Most read reports
- United Nations, World Bank, and Humanitarian Organizations Launch Innovative Partnership to End Famine [EN/AR]
- ECOWAS forum urges modernisation of hydromet and disaster risk management services
- Crop Prospects and Food Situation, No. 3, September 2018
- African Risk Capacity Becomes a Member of the World Economic Forum
- Global push to stamp out hunger hinges on better data
For the second year in a row, the total number of global deaths caused by terrorism has declined. The reduction in deaths is encouraging, but 2016 was also the third deadliest year since 2000.
The last year has seen significant global challenges, including an unprecedented level of humanitarian need, rising inequality and exclusion, growing climate change impacts, and increasing threats to our shared security. Nevertheless, the international community has taken important steps in addressing these challenges by implementing the recent bold commitments to foster sustainable peace.

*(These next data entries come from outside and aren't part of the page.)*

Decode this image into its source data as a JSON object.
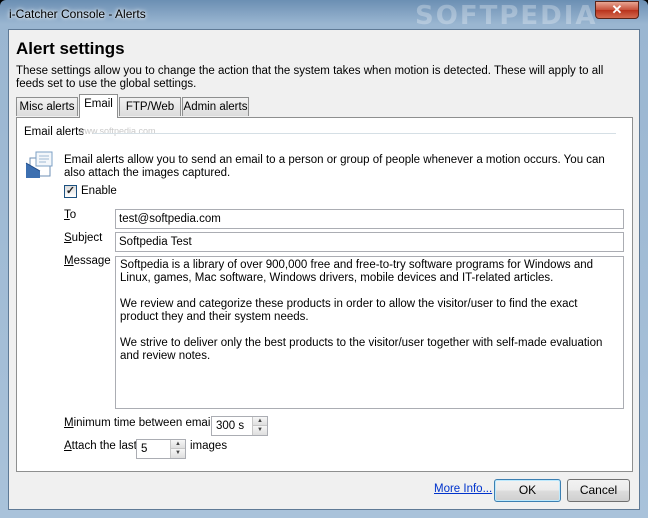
{
  "window": {
    "title": "i-Catcher Console - Alerts",
    "watermark": "SOFTPEDIA",
    "close_glyph": "✕"
  },
  "header": {
    "title": "Alert settings",
    "description": "These settings allow you to change the action that the system takes when motion is detected. These will apply to all feeds set to use the global settings."
  },
  "tabs": [
    {
      "label": "Misc alerts",
      "active": false
    },
    {
      "label": "Email",
      "active": true
    },
    {
      "label": "FTP/Web",
      "active": false
    },
    {
      "label": "Admin alerts",
      "active": false
    }
  ],
  "email_panel": {
    "group_label": "Email alerts",
    "group_watermark": "www.softpedia.com",
    "icon": "mail-envelope-icon",
    "info": "Email alerts allow you to send an email to a person or group of people whenever a motion occurs. You can also attach the images captured.",
    "enable": {
      "label": "Enable",
      "checked": true,
      "mark": "✓"
    },
    "to": {
      "label_accel": "T",
      "label_rest": "o",
      "value": "test@softpedia.com"
    },
    "subject": {
      "label_accel": "S",
      "label_rest": "ubject",
      "value": "Softpedia Test"
    },
    "message": {
      "label_accel": "M",
      "label_rest": "essage",
      "paragraphs": [
        "Softpedia is a library of over 900,000 free and free-to-try software programs for Windows and Linux, games, Mac software, Windows drivers, mobile devices and IT-related articles.",
        "We review and categorize these products in order to allow the visitor/user to find the exact product they and their system needs.",
        "We strive to deliver only the best products to the visitor/user together with self-made evaluation and review notes."
      ]
    },
    "min_time": {
      "label_accel": "M",
      "label_rest": "inimum time between emails",
      "value": "300 s"
    },
    "attach": {
      "label_accel": "A",
      "label_rest": "ttach the last",
      "value": "5",
      "suffix": "images"
    }
  },
  "spin_glyphs": {
    "up": "▲",
    "down": "▼"
  },
  "footer": {
    "more_info": "More Info...",
    "ok": "OK",
    "cancel": "Cancel"
  }
}
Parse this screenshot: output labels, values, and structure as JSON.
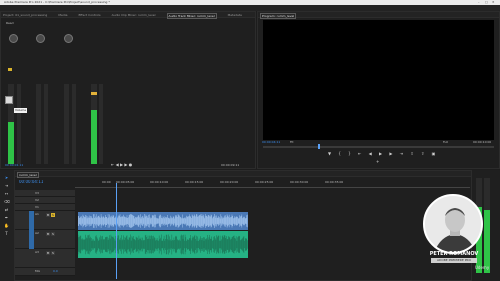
{
  "title_bar": {
    "title": "Adobe Premiere Pro 2021 - C:\\Premiere Pro\\Project\\sound_processing *"
  },
  "menu": [
    "File",
    "Edit",
    "Clip",
    "Sequence",
    "Markers",
    "Graphics",
    "View",
    "Window",
    "Help"
  ],
  "source_panel": {
    "tabs": [
      "Project: 01_sound_processing",
      "Media",
      "Effect Controls",
      "Audio Clip Mixer: rumm_level",
      "Audio Track Mixer: rumm_level",
      "Metadata"
    ],
    "channels": [
      "Audio 1",
      "Audio 2",
      "Audio 3",
      "Mix"
    ],
    "read_mode": "Read",
    "tooltip": "Volume",
    "timecode": "00:00:01:11",
    "end_timecode": "00:00:09:11"
  },
  "program_panel": {
    "tab": "Program: rumm_level",
    "timecode": "00:00:04:11",
    "fit": "Fit",
    "quality": "Full",
    "duration": "00:00:10:00"
  },
  "timeline": {
    "tab": "rumm_level",
    "timecode": "00:00:04:11",
    "ruler": [
      "00:00",
      "00:00:05:00",
      "00:00:10:00",
      "00:00:15:00",
      "00:00:20:00",
      "00:00:25:00",
      "00:00:30:00",
      "00:00:35:00"
    ],
    "tracks": [
      "V3",
      "V2",
      "V1",
      "A1",
      "A2",
      "A3",
      "Mix"
    ],
    "mix_value": "0.0"
  },
  "presenter": {
    "name": "PETER ROMANOV",
    "role": "ADOBE PREMIERE PRO",
    "brand": "Udemy"
  },
  "colors": {
    "audio_blue": "#4a78b5",
    "audio_green": "#25b284",
    "meter_green": "#2fc347",
    "accent_blue": "#3c8ff0",
    "playhead": "#5aa0f5"
  }
}
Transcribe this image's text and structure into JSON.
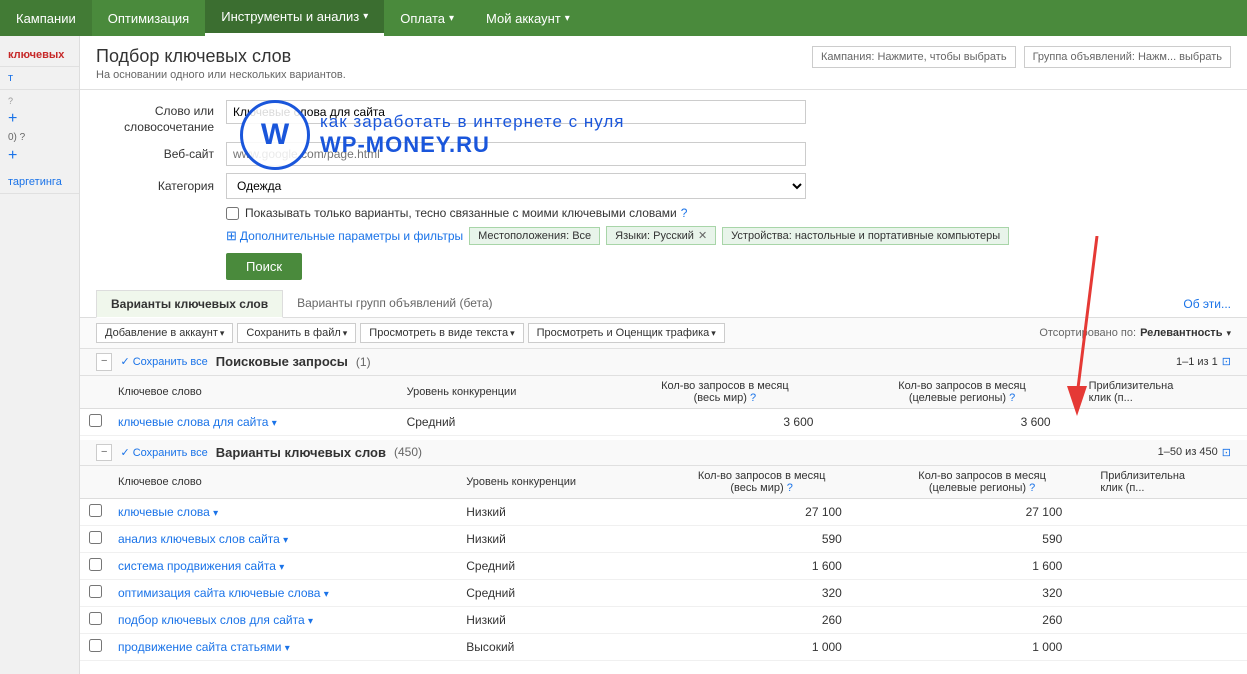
{
  "nav": {
    "items": [
      {
        "label": "Кампании",
        "active": false
      },
      {
        "label": "Оптимизация",
        "active": false
      },
      {
        "label": "Инструменты и анализ",
        "active": true,
        "hasArrow": true
      },
      {
        "label": "Оплата",
        "active": false,
        "hasArrow": true
      },
      {
        "label": "Мой аккаунт",
        "active": false,
        "hasArrow": true
      }
    ]
  },
  "sidebar": {
    "items": [
      {
        "label": "ключевых",
        "active": true
      },
      {
        "label": "т",
        "active": false
      },
      {
        "label": "таргетинга",
        "active": false
      }
    ]
  },
  "page": {
    "title": "Подбор ключевых слов",
    "subtitle": "На основании одного или нескольких вариантов.",
    "campaign_label": "Кампания: Нажмите, чтобы выбрать",
    "adgroup_label": "Группа объявлений: Нажм... выбрать"
  },
  "form": {
    "word_label": "Слово или\nсловосочетание",
    "word_value": "Ключевые слова для сайта",
    "website_label": "Веб-сайт",
    "website_placeholder": "www.google.com/page.html",
    "category_label": "Категория",
    "category_value": "Одежда",
    "checkbox_label": "Показывать только варианты, тесно связанные с моими ключевыми словами",
    "filter_toggle": "Дополнительные параметры и фильтры",
    "location_tag": "Местоположения: Все",
    "language_tag": "Языки: Русский",
    "devices_tag": "Устройства: настольные и портативные компьютеры",
    "search_button": "Поиск"
  },
  "watermark": {
    "logo_text": "W",
    "text1": "как заработать в интернете с нуля",
    "text2": "WP-MONEY.RU"
  },
  "tabs": {
    "items": [
      {
        "label": "Варианты ключевых слов",
        "active": true
      },
      {
        "label": "Варианты групп объявлений (бета)",
        "active": false
      }
    ],
    "about_link": "Об эти..."
  },
  "toolbar": {
    "add_button": "Добавление в аккаунт",
    "save_button": "Сохранить в файл",
    "view_text_button": "Просмотреть в виде текста",
    "view_traffic_button": "Просмотреть и Оценщик трафика",
    "sort_label": "Отсортировано по:",
    "sort_value": "Релевантность"
  },
  "search_queries": {
    "section_title": "Поисковые запросы",
    "section_count": "(1)",
    "save_all": "✓ Сохранить все",
    "pagination": "1–1 из 1",
    "columns": [
      {
        "label": "Ключевое слово"
      },
      {
        "label": "Уровень конкуренции"
      },
      {
        "label": "Кол-во запросов в месяц\n(весь мир)"
      },
      {
        "label": "Кол-во запросов в месяц\n(целевые регионы)"
      },
      {
        "label": "Приблизительна\nклик (п..."
      }
    ],
    "rows": [
      {
        "keyword": "ключевые слова для сайта",
        "competition": "Средний",
        "global_monthly": "3 600",
        "local_monthly": "3 600",
        "cpc": ""
      }
    ]
  },
  "keyword_variants": {
    "section_title": "Варианты ключевых слов",
    "section_count": "(450)",
    "save_all": "✓ Сохранить все",
    "pagination": "1–50 из 450",
    "columns": [
      {
        "label": "Ключевое слово"
      },
      {
        "label": "Уровень конкуренции"
      },
      {
        "label": "Кол-во запросов в месяц\n(весь мир)"
      },
      {
        "label": "Кол-во запросов в месяц\n(целевые регионы)"
      },
      {
        "label": "Приблизительна\nклик (п..."
      }
    ],
    "rows": [
      {
        "keyword": "ключевые слова",
        "competition": "Низкий",
        "global_monthly": "27 100",
        "local_monthly": "27 100",
        "cpc": ""
      },
      {
        "keyword": "анализ ключевых слов сайта",
        "competition": "Низкий",
        "global_monthly": "590",
        "local_monthly": "590",
        "cpc": ""
      },
      {
        "keyword": "система продвижения сайта",
        "competition": "Средний",
        "global_monthly": "1 600",
        "local_monthly": "1 600",
        "cpc": ""
      },
      {
        "keyword": "оптимизация сайта ключевые слова",
        "competition": "Средний",
        "global_monthly": "320",
        "local_monthly": "320",
        "cpc": ""
      },
      {
        "keyword": "подбор ключевых слов для сайта",
        "competition": "Низкий",
        "global_monthly": "260",
        "local_monthly": "260",
        "cpc": ""
      },
      {
        "keyword": "продвижение сайта статьями",
        "competition": "Высокий",
        "global_monthly": "1 000",
        "local_monthly": "1 000",
        "cpc": ""
      }
    ]
  }
}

This research brief, produced by the Institute for Economics & Peace (IEP), presents new and ground-breaking approaches to forecasting and conceptualising the risk of conflict.
This report is the latest release by the Institute for Economics and Peace (IEP) of its estimates of the economic impact of violence and conflict on the global economy. It provides an empirical basis to calculate the potential additional economic benefits from improvements in peace. Estimates of the economic impact of violence are provided for 163 countries and independent territories representing 99.5 per cent of the global economy and population.
‘Positive Peace 2016’ presents a compilation of IEP’s most advanced research to-date. The report investigates the eight domains of Positive Peace, why they are important, and how they work together to reduce levels of violence and improve resilience and peacefulness.
The updated report places special emphasis on the systemic nature of peace, societal development and resilience, collating IEP’s best work to date on systems thinking and Positive Peace and its ability to affect change at a country level. Here are some of the highlights:
The Global Peace Index Records a Historically Less Peaceful and More Unequal World
The 2016 Global Peace Index (GPI) shows the world became less peaceful in the last year, reinforcing the underlying trend of declining peace over the last decade. Results also show a growing global inequality in peace, with the most peaceful countries continuing to improve while the least peaceful are falling into greater violence and conflict.
Deaths from terrorism increased 80% last year to the highest level ever, with 32,658 people killed, compared to 18,111 in 2013.
Boko Haram and ISIL were jointly responsible for 51% of all claimed global fatalities in 2014. 78% of all deaths and 57% of all attacks occurred in just five countries: Afghanistan, Iraq, Nigeria, Pakistan and Syria.
Iraq continues to be the country most impacted by terrorism with 9,929 terrorist fatalities the highest ever recorded in a single country.
This report introduces new thinking and evidence about Positive Peace: the attitudes, institutions and structures which create and sustain peaceful societies.
Positive Peace is a transformational approach to achieving development, resilience and peace. It offers an alternative perspective to identify and measure long-term investments that create an optimum environment for human potential to flourish.
Le climat de paix atteint un niveau sans précédent en Europe Le Moyen-Orient sombre dans la violence
Le climat de violence a affecté l'économie mondiale à hauteur de 14,3 billions USD, soit 13,4 % du PIB mondial de l'année passée et l'équivalent des économies confondues du Brésil, du Canada, de la France, de l'Allemagne, de l'Espagne et du Royaume-Uni.
De nombreux pays de l'OCDE ont atteint des niveaux de paix historiques, favorisés par la baisse du taux d'homicides, des dépenses et des engagements militaires.
The 2015 Global Peace Index shows that the world is becoming increasingly divided with some countries enjoying unprecedented levels of peace and prosperity while others spiral further into violence and conflict.
The Global Peace Index measures the state of peace in 162 countries according to 23 indicators that gauge the absence of violence or the fear of violence. It is produced annually by the Institute for Economics and Peace.
This year the results show that globally, levels of peace remained stable over the last year, however are still lower than in 2008.